“You can’t be liked by everyone.” I know this intellectually to be true, but it was the hardest lesson to embrace this year. Although 99% of my interactions this year were filled with gratitude and Love, I fixated on a few people’s perceptions that were less-than-favorable. I heard 3rd person that I was called arrogant & selfish by some and accused of creating a “cult of John” by another. Unfortunately, I never found out who in my camp was sharing those thoughts. I became self conscious in my camp’s private area – never knowing who of my campmates harbored negativity towards me. The knowledge affected my experience more than I would have liked. I doubt I would have changed my behavior much. I was deeply connected to my role of Service, and if that path rubbed people wrong I was – at least intellectually- okay with it. When a different person shared their frustrations to my face I was deeply grateful. They said, “I don’t want to make you feel bad, but….” I thought about their feedback, considered my motivations, and replied sincerely. “I don’t feel bad. Thank you.”
Finally, I was encouraged & inspired. Such a huge part of my life consists of isolation and interaction via a digital terminal. I get emails with wonderful words, but the energetic jolt from a hug and eye contact is infinitely more powerful. I met people who not only read my book, but loved it! People that had bought many copies as gifts and one firefighter who read a little every night before bed. I met people who credited me with bringing them to burning man…which had then transformed their life. I met met people who felt their lives were happier and more joyful because of my influence. I met people who said I saved their lives. As I type this, I realize they are all just words, again. But something clicked for me. My work & passion had touched people in significant ways. I heard people speak about me as I have spoken about my most significant teachers. If my life of joyful service can have that impact, then my path is right. Then my insecurity and small thinking is not just a personal issue – it is impeding the divine that flows through me. I feel inspired to write more. To reach higher. To connect on a grander scale. But not as a quest for fame – from a role of service.

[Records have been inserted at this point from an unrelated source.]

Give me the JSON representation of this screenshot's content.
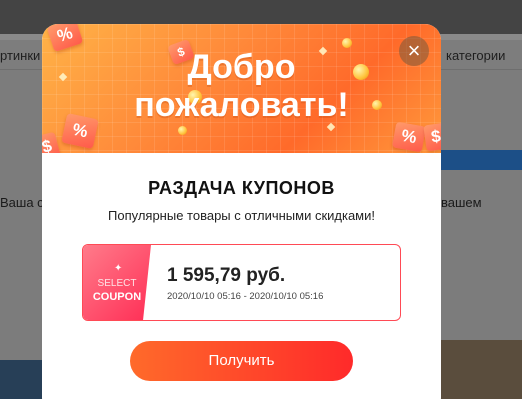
{
  "background": {
    "nav_left_text": "ртинки",
    "nav_right_text": "категории",
    "left_text": "Ваша с",
    "right_text": "вашем"
  },
  "modal": {
    "banner": {
      "title_line1": "Добро",
      "title_line2": "пожаловать!",
      "colors": {
        "gradient_start": "#ffb347",
        "gradient_end": "#ff6a2a"
      }
    },
    "close_icon": "×",
    "heading": "РАЗДАЧА КУПОНОВ",
    "subheading": "Популярные товары с отличными скидками!",
    "coupon": {
      "badge_top": "SELECT",
      "badge_main": "COUPON",
      "badge_icon": "✦",
      "amount": "1 595,79 руб.",
      "validity": "2020/10/10 05:16 - 2020/10/10 05:16",
      "accent": "#ff2d55"
    },
    "action_button": "Получить"
  },
  "deco": {
    "percent": "%",
    "dollar": "$"
  }
}
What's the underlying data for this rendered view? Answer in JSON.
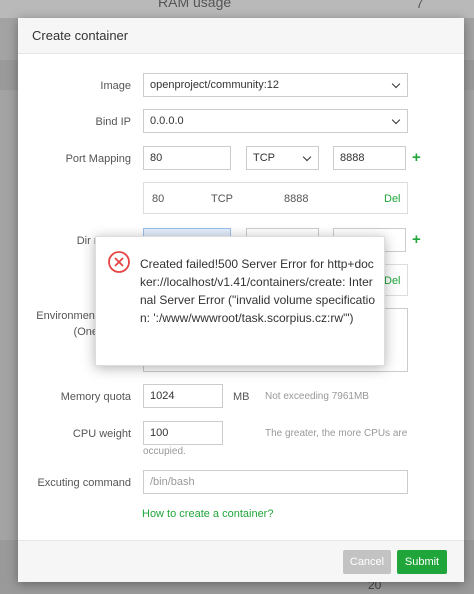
{
  "background": {
    "ram_label": "RAM usage",
    "ram_value": "7",
    "footer_number": "20"
  },
  "modal": {
    "title": "Create container",
    "form": {
      "image": {
        "label": "Image",
        "value": "openproject/community:12"
      },
      "bind_ip": {
        "label": "Bind IP",
        "value": "0.0.0.0"
      },
      "port_mapping": {
        "label": "Port Mapping",
        "container_port": "80",
        "protocol": "TCP",
        "host_port": "8888",
        "entries": [
          {
            "port": "80",
            "protocol": "TCP",
            "host": "8888",
            "action": "Del"
          }
        ]
      },
      "dir_mapping": {
        "label": "Dir m",
        "entries": [
          {
            "action": "Del"
          }
        ]
      },
      "environment": {
        "label": "Environment",
        "sublabel": "(One"
      },
      "memory_quota": {
        "label": "Memory quota",
        "value": "1024",
        "unit": "MB",
        "hint": "Not exceeding 7961MB"
      },
      "cpu_weight": {
        "label": "CPU weight",
        "value": "100",
        "hint_line1": "The greater, the more CPUs are",
        "hint_line2": "occupied."
      },
      "command": {
        "label": "Excuting command",
        "placeholder": "/bin/bash"
      },
      "help_link": "How to create a container?"
    },
    "footer": {
      "cancel_label": "Cancel",
      "submit_label": "Submit"
    }
  },
  "error_popup": {
    "message": "Created failed!500 Server Error for http+docker://localhost/v1.41/containers/create: Internal Server Error (\"invalid volume specification: ':/www/wwwroot/task.scorpius.cz:rw'\")"
  },
  "colors": {
    "accent": "#20a53a",
    "error": "#e64545",
    "cancel": "#c3c3c3"
  }
}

Jake & I have about 3 Terabytes of video footage and audio interviews from the week to go through. I fluctuate between immense excitement and being overwhelmed. I have a vague idea of what I wanted to create… but the Playa circumstances allowed what it allowed. Perhaps all this footage is just the beginning. Perhaps it was just a learning exercise. Or maybe I’ll find a way to tell the stories I want to tell and share the magic that has transformed me. That continues to transform me. At the very least, I hope I can convey the gratitude. Gratitude for every participant who is a part of the magic. Gratitude for the circumstances that allow me to participate in body, mind, and spirit. And gratitude to everyone who receives and supports my personal path of growth, expression and connection.
Thank you. I love you. Namaste.
p.s. I’m also excited about the future because of the beta launch of a new social network I co-founded, Anybeat. It is built on Burning Man principles and lessons of community learned on the Playa. It is a huge project with huge potential. If you read this far, you can use this special invite code.) See you at Home.